On 15 October 1966 Huey P Newton and Bobby Seale founded the Black Panther Party for Self-Defense in Oakland, California. The Panthers quickly became one of the most important and well-known black radical organisations, inspiring chapters across the US and around the world. Fifty years on, the legacy of the Panthers is particularly important given the resurgence of black political action and the rise of Black Lives Matter on both sides of the Atlantic. The Panthers are largely remembered for their gun-toting public displays and revolutionary rhetoric; but the true legacy of the party is the grassroots community activism that defined them.

The image of the Panthers marching into the state capitol building in California armed with shotguns, in 1967, shocked America to the same degree it inspired black communities. The Panthers believed in armed self-defence and “patrolled” the police, observing them during stops in black communities. This, unsurprisingly, led to confrontations, shootouts and arrests, as well as high-profile trials against Panthers including Newton. The campaigns to free the Panthers and raise money for legal defence are the basis of the collective memory of the party. However, the reality of their work was not these direct and sometimes symbolic confrontations.

The main work of the Panthers was in coordinating “survival programmes” that offered support to poor African-Americans that the state would not. The “free breakfast for schools” programme was feeding 20,000 children a day at its peak; the free health clinics treated tens of thousands of people; and they also started their own “liberation schools” to counter racist schooling. It was this community organising that embedded the Panthers in the community, not the guns and shootouts. One of the first successes of the Panthers was campaigning to get a traffic light put up on a busy intersection in Oakland, where children had been knocked down. The main lessons for organisations as they develop in Britain is that activism is not judged by big showpieces that gain media attention; but the mundane organising that organically links movements to the communities they are trying to serve.

In Britain there is a rich historical legacy to draw upon, which has largely been forgotten. The British Black Panthers started in 1968 and included people like Dr Althea Jones-Lecointe, Olive Morris and photographer-in-chief Neil Kenlock. The British Panthers did not condone gun use and focused on community education and anti-racist campaigns. They are part of a lost legacy of black radical activism that has strong roots in Britain. As new movements develop it is important to make connections and draw lessons from what has gone before.

Contrary to popular mythology, the Panthers in America were 60% female and featured prominent roles for women. This was particularly true in the British movement, which had strong female leadership and groups that sprang out of it such as the Black Women’s Group in 1973. Black women have been erased from the narrative of black activism and it is important we rediscover that history.
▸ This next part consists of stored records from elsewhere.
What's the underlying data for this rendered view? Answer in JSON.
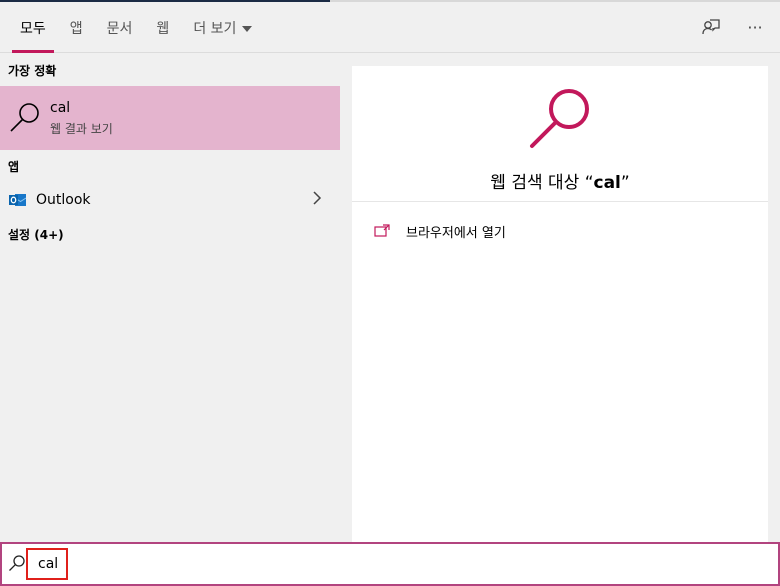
{
  "tabs": [
    {
      "label": "모두",
      "active": true
    },
    {
      "label": "앱"
    },
    {
      "label": "문서"
    },
    {
      "label": "웹"
    },
    {
      "label": "더 보기"
    }
  ],
  "header_icons": [
    "feedback-icon",
    "more-options-icon"
  ],
  "header_more_glyph": "···",
  "left": {
    "best_match_title": "가장 정확",
    "best_match": {
      "title": "cal",
      "subtitle": "웹 결과 보기",
      "icon": "search-icon"
    },
    "apps_title": "앱",
    "apps": [
      {
        "label": "Outlook",
        "icon": "outlook-icon"
      }
    ],
    "settings_title": "설정 (4+)"
  },
  "right": {
    "preview_prefix": "웹 검색 대상 “",
    "preview_query": "cal",
    "preview_suffix": "”",
    "action_label": "브라우저에서 열기"
  },
  "search": {
    "value": "cal"
  },
  "colors": {
    "accent": "#c2185b",
    "selection": "#e4b4ce",
    "highlight_box": "#e0201b"
  }
}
The Panthers have also helped sustain today’s movements. Their first creative fundraising activity was to sell copies of Mao’s Little Red Book to college students, and they published the Black Panther newspaper, which sold for 10 cents per copy with a peak circulation of 250,000 a week. The Panthers also raised funds from white allies and the state, but they understood that a movement cannot be independent unless it can raise its own funds. Whoever finances a group owns the organisation and this will be key as movements progress in Britain.

The newspaper was important in disseminating the political messages of the party. Mass circulation meant they had reach beyond their membership in black communities. Emory Douglas’s artwork was the perfect vehicle for spreading the ideas of the Panthers, for instance his iconic depiction of the police as pigs. Black Lives Matter has harnessed the power of social media, but this cannot replace the physical paper, which reaches the places the internet cannot. The presence of the Panthers selling the paper and engaging with the community was also important to embedding the movement at the grassroots. The revolution will not be retweeted, it will be led from the ground up by the communities who need it most.

The overt confrontations with police led to the Panthers being financially drained by legal fees and brutally assaulted by the state. This unfortunately led to the downfall of the movement and detracted from the grassroots activism the Panthers were leading. Today’s movements should remember that high-profile confrontations do not sustain an organisation, the first goal must be to root the struggle in the daily lives of black communities.